Suffering from drug-alert overload
Posted on 30 May 2012 by Flora Tristan
You can see the lawyers will have a field day. Someone in the local politburo, or the health authority clearly doesn’t think GPs have enough to do, and has decided to copy us in, generously, to all the drug alerts.
Previously we used to get the big alerts. And we got them, reasonably enough, via more than one pathway: letters to every GP in the country from the drug companies, and the government, and the health authority pharmacy adviser and the safety regulator and the cluster pharmacist and then the practice pharmacist too.
And that was absolutely fine — we had to know about the hazards found to have been associated with these drugs and drug groups; we had to change our prescribing behaviour substantially; and we had to be able to inform and reassure patients.
I can’t say I actually enjoyed having to write to all the patients on a certain drug to invite them to contact us for review, but it was at least reasonable that I should have to. But now some switch has been flipped and we get every single drug alert in the country, and usually at least four times.
A small drug manufacturer at the other end of the country has managed to put four vials of drug A into a box labelled drug B. Mould has been noted on tablets C as they are being administered in a nursing home somewhere — and the batch numbers are given.
Tests on one manufacturer’s recent batch of a very widely used drug have shown ‘harmful substance’ — yes, batch numbers again and ‘staff should check all patients’ own stocks’.

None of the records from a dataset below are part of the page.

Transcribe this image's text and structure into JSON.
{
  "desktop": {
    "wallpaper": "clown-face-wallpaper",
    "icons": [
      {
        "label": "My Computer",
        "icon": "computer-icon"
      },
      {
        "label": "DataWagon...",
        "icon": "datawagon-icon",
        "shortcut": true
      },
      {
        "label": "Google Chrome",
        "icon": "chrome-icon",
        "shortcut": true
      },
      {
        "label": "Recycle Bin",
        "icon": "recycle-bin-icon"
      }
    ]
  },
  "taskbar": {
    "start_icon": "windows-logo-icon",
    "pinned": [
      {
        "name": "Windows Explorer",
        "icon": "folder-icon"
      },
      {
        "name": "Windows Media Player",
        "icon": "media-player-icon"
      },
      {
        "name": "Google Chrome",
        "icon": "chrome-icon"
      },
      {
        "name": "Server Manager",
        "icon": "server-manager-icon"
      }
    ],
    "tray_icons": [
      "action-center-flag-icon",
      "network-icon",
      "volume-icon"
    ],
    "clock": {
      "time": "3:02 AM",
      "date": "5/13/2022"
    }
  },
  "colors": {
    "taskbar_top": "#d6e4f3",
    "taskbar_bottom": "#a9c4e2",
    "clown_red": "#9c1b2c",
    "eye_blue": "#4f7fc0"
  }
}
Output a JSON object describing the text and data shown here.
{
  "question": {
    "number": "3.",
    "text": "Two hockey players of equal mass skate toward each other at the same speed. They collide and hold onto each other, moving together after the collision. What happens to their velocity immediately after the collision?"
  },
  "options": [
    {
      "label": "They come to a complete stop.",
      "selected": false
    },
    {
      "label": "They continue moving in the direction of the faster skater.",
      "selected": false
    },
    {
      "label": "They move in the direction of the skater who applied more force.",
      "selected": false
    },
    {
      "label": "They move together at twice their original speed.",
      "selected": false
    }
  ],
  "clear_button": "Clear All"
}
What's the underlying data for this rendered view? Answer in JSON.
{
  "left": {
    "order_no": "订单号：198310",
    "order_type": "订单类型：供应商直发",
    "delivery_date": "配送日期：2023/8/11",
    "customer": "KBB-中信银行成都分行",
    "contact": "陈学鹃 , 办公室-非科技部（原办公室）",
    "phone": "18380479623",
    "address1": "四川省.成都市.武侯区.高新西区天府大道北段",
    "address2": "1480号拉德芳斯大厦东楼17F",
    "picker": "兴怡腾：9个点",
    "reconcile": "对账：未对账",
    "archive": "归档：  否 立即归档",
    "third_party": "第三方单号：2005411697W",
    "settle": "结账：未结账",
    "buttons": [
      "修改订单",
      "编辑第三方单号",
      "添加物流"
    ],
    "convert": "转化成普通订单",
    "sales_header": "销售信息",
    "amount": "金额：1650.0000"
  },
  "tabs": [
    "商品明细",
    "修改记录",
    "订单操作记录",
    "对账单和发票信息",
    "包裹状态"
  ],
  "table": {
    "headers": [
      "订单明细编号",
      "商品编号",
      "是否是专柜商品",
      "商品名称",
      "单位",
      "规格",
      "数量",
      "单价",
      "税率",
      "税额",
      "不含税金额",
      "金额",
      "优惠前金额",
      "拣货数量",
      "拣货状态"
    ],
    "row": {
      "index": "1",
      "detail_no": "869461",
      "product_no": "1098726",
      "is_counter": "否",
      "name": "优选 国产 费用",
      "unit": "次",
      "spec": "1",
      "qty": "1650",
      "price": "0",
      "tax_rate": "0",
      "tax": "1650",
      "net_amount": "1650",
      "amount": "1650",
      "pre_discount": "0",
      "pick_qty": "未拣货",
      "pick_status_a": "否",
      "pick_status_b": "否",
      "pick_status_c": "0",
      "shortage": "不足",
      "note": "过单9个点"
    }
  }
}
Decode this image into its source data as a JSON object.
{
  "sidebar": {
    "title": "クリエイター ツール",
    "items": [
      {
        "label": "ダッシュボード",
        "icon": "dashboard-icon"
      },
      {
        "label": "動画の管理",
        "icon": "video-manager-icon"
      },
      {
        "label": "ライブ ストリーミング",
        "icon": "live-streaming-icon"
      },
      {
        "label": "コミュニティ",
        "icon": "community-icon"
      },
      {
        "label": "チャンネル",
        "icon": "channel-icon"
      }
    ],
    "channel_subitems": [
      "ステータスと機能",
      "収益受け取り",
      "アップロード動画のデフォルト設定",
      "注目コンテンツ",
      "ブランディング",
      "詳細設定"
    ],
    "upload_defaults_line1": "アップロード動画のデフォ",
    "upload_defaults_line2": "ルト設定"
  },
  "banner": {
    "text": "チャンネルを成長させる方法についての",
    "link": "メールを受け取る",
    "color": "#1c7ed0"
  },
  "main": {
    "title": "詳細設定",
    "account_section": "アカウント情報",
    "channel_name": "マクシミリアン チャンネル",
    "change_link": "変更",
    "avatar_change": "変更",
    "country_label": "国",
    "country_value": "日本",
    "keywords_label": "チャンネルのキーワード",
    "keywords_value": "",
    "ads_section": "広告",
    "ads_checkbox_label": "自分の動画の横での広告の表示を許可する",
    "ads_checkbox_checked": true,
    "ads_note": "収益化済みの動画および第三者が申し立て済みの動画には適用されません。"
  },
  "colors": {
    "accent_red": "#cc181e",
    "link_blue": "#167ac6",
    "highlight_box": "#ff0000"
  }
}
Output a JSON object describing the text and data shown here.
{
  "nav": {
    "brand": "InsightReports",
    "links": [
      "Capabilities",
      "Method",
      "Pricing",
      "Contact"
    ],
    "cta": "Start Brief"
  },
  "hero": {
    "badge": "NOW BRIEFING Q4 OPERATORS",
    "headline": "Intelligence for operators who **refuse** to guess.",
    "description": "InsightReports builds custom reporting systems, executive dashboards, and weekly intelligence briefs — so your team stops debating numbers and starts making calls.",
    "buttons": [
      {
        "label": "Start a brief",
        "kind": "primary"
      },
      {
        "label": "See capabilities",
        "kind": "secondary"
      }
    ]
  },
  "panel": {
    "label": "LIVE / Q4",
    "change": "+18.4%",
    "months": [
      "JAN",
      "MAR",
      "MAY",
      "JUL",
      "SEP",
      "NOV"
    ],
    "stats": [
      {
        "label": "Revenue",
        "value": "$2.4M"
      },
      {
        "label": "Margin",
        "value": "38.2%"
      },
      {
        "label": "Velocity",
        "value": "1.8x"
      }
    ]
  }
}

Not only do we have these messages in quadruplicate over several days, with the inevitable result that we just don’t take much notice at all; not only do these shoals of messages and hyperlinks fill up inboxes and take up precious admin time and energy; not only are 90 per cent of these alerts utterly irrelevant to Innercitysville or primary care anywhere; there is also no clear chain of clinical command for response or action.
The advice is vague in the extreme and often utterly impossible to follow anyway – how can we check all patients’ stocks?
We raise this with the politburo, and are told ‘it’s just so the GPs can be aware’. Ah yes, ‘doctor aware’, the phrase beloved of the buckpasser.
The lawyers will love this. ‘Mrs X sadly passed away some five years ago now, m’lud, in 2012. She had been taking drug Z, and Dr Tristan was well aware that it might contain noxious, I may say POISONOUS, substances … GP did nothing … Tragic death…’
Just one more thing to worry about.
Flora Tristan, inner-city GP